Page 1 of 1 Deceivingly diminutive, the Tiga Group C and IMSA GTP cars were blisteringly quick; in 1985, Gordon Spice and Ray Bellm won the inaugural Group C2 championship with a four-cylinder engined example. To broaden the market for the cars, company founder and chief designer Howden Ganley created an altogether bigger Tiga for the 1986 season. It was dubbed the GC286 or GT286 depending on whether it was built to Group C2 or IMSA Lights specification.
The new-for-1986 Tiga was built around a particularly strong aluminium honeycomb monocoque chassis. With an eye on maximising the size of the ground-effect tunnels, the suspension was in-board at the front and rear. A choice of engines was available with the Cosworth DFL V8 and the Buick V6 the most popular choices for Group C2 or IMSA Light use respectively. Mated to a Hewland five-speed gearbox, most engines could be used as semi-stressed members of the chassis. The 1986 was clothed in a straightforward carbon-fibre composite body.
Ironically one of the new Tiga's biggest rivals was another new car, built by former Tiga racer Gordon Spice. Built to a higher standard, the GC286/GT286 Tiga was more expensive than the comparable Spice.
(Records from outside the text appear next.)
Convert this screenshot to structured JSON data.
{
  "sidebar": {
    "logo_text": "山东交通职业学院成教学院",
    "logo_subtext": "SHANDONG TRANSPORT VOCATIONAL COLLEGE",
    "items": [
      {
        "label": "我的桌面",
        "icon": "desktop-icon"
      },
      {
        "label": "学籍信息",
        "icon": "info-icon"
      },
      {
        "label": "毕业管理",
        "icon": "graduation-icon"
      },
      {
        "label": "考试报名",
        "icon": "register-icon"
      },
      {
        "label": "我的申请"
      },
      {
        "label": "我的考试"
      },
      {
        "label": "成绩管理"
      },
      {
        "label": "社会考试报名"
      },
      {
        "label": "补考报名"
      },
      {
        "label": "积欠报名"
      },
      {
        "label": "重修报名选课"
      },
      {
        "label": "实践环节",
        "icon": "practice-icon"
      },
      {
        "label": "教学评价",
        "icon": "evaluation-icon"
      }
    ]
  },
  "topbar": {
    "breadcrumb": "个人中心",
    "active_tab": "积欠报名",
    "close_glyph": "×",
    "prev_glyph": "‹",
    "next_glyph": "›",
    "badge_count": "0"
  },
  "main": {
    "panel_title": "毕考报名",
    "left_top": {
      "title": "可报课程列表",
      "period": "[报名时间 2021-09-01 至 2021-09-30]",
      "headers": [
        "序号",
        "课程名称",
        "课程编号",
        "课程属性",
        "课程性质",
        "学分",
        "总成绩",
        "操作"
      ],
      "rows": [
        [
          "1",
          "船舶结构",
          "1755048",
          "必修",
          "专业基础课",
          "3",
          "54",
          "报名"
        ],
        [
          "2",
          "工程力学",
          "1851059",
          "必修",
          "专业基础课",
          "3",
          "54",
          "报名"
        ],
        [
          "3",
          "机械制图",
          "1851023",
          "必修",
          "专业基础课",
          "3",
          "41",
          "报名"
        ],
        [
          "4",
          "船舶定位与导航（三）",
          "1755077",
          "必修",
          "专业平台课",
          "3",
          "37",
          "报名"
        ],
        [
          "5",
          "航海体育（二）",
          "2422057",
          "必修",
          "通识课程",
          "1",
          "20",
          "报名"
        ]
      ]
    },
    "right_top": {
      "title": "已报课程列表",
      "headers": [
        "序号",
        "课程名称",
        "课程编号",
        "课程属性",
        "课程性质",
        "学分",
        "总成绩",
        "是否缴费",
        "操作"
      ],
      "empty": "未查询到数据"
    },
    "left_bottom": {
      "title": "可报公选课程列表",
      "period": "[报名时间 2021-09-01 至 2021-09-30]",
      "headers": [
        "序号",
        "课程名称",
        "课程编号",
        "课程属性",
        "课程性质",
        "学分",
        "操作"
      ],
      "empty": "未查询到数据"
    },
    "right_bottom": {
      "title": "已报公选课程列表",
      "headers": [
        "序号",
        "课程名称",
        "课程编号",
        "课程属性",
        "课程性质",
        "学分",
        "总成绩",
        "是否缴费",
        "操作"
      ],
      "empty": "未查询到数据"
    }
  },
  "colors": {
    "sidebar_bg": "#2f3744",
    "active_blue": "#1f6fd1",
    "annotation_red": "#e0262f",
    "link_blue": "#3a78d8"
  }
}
Nevertheless, ten cars were sold and delivered in 1986. Faced with works Spice and Ecurie Ecosse teams, the privately run Tigas struggled in Group C2. In the United States, the cars were more successful with a total of four wins.
For 1987, Ganley modified the existing design detail and a further five cars were constructed. A single victory in Group C2 was scored, while Tigas also struggled in the American IMSA Series. There was more success in 1988 when the Essex Racing fielded, Buick powered Tiga won the IMSA Lights Championship. By that time, Ganley had already sold the company. Without his driving force, the small manufacturer struggled and closed shop within two years. Recently, the Tiga name was dusted off with a plan to return to Le Mans. Page 1 of 1